=== Records for this exercise ===
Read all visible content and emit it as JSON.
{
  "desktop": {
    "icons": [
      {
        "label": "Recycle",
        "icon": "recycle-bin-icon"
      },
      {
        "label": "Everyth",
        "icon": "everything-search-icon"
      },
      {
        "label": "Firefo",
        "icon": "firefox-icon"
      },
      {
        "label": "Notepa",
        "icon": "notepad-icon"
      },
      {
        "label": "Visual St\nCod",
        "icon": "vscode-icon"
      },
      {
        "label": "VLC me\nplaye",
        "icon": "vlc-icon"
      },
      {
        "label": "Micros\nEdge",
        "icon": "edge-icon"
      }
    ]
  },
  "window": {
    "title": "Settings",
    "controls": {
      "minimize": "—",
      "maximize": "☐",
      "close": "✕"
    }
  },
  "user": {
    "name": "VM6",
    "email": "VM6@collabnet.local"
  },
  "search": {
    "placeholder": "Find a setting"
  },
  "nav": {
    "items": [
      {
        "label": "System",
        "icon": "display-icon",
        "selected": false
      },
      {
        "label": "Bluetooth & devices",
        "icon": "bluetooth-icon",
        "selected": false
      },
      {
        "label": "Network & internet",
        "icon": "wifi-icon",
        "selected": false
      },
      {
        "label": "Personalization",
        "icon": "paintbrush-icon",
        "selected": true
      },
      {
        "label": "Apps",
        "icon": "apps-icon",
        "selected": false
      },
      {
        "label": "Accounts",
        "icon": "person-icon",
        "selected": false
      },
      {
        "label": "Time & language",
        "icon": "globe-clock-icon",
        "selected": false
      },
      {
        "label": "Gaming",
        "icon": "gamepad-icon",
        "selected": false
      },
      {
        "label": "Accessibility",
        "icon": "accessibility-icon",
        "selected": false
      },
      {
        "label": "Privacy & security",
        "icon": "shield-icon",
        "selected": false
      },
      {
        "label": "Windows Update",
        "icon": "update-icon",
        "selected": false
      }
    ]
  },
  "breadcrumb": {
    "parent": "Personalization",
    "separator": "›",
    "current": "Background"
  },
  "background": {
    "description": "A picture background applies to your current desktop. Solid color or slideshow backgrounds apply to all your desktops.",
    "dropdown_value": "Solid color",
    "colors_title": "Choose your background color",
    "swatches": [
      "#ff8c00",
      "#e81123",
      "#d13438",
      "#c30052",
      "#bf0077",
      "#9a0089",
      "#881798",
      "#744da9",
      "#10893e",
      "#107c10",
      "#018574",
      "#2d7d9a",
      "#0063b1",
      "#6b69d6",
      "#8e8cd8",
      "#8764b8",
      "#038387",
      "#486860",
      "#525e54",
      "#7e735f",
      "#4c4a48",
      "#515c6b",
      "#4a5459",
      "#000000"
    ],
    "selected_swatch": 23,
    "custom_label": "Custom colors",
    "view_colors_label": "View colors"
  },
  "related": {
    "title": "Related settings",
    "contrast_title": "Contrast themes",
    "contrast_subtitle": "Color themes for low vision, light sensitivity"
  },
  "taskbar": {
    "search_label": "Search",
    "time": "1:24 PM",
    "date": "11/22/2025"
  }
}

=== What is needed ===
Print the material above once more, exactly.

=== Response below ===
Read all visible content and emit it as JSON.
{
  "desktop": {
    "icons": [
      {
        "label": "Recycle",
        "icon": "recycle-bin-icon"
      },
      {
        "label": "Everyth",
        "icon": "everything-search-icon"
      },
      {
        "label": "Firefo",
        "icon": "firefox-icon"
      },
      {
        "label": "Notepa",
        "icon": "notepad-icon"
      },
      {
        "label": "Visual St\nCod",
        "icon": "vscode-icon"
      },
      {
        "label": "VLC me\nplaye",
        "icon": "vlc-icon"
      },
      {
        "label": "Micros\nEdge",
        "icon": "edge-icon"
      }
    ]
  },
  "window": {
    "title": "Settings",
    "controls": {
      "minimize": "—",
      "maximize": "☐",
      "close": "✕"
    }
  },
  "user": {
    "name": "VM6",
    "email": "VM6@collabnet.local"
  },
  "search": {
    "placeholder": "Find a setting"
  },
  "nav": {
    "items": [
      {
        "label": "System",
        "icon": "display-icon",
        "selected": false
      },
      {
        "label": "Bluetooth & devices",
        "icon": "bluetooth-icon",
        "selected": false
      },
      {
        "label": "Network & internet",
        "icon": "wifi-icon",
        "selected": false
      },
      {
        "label": "Personalization",
        "icon": "paintbrush-icon",
        "selected": true
      },
      {
        "label": "Apps",
        "icon": "apps-icon",
        "selected": false
      },
      {
        "label": "Accounts",
        "icon": "person-icon",
        "selected": false
      },
      {
        "label": "Time & language",
        "icon": "globe-clock-icon",
        "selected": false
      },
      {
        "label": "Gaming",
        "icon": "gamepad-icon",
        "selected": false
      },
      {
        "label": "Accessibility",
        "icon": "accessibility-icon",
        "selected": false
      },
      {
        "label": "Privacy & security",
        "icon": "shield-icon",
        "selected": false
      },
      {
        "label": "Windows Update",
        "icon": "update-icon",
        "selected": false
      }
    ]
  },
  "breadcrumb": {
    "parent": "Personalization",
    "separator": "›",
    "current": "Background"
  },
  "background": {
    "description": "A picture background applies to your current desktop. Solid color or slideshow backgrounds apply to all your desktops.",
    "dropdown_value": "Solid color",
    "colors_title": "Choose your background color",
    "swatches": [
      "#ff8c00",
      "#e81123",
      "#d13438",
      "#c30052",
      "#bf0077",
      "#9a0089",
      "#881798",
      "#744da9",
      "#10893e",
      "#107c10",
      "#018574",
      "#2d7d9a",
      "#0063b1",
      "#6b69d6",
      "#8e8cd8",
      "#8764b8",
      "#038387",
      "#486860",
      "#525e54",
      "#7e735f",
      "#4c4a48",
      "#515c6b",
      "#4a5459",
      "#000000"
    ],
    "selected_swatch": 23,
    "custom_label": "Custom colors",
    "view_colors_label": "View colors"
  },
  "related": {
    "title": "Related settings",
    "contrast_title": "Contrast themes",
    "contrast_subtitle": "Color themes for low vision, light sensitivity"
  },
  "taskbar": {
    "search_label": "Search",
    "time": "1:24 PM",
    "date": "11/22/2025"
  }
}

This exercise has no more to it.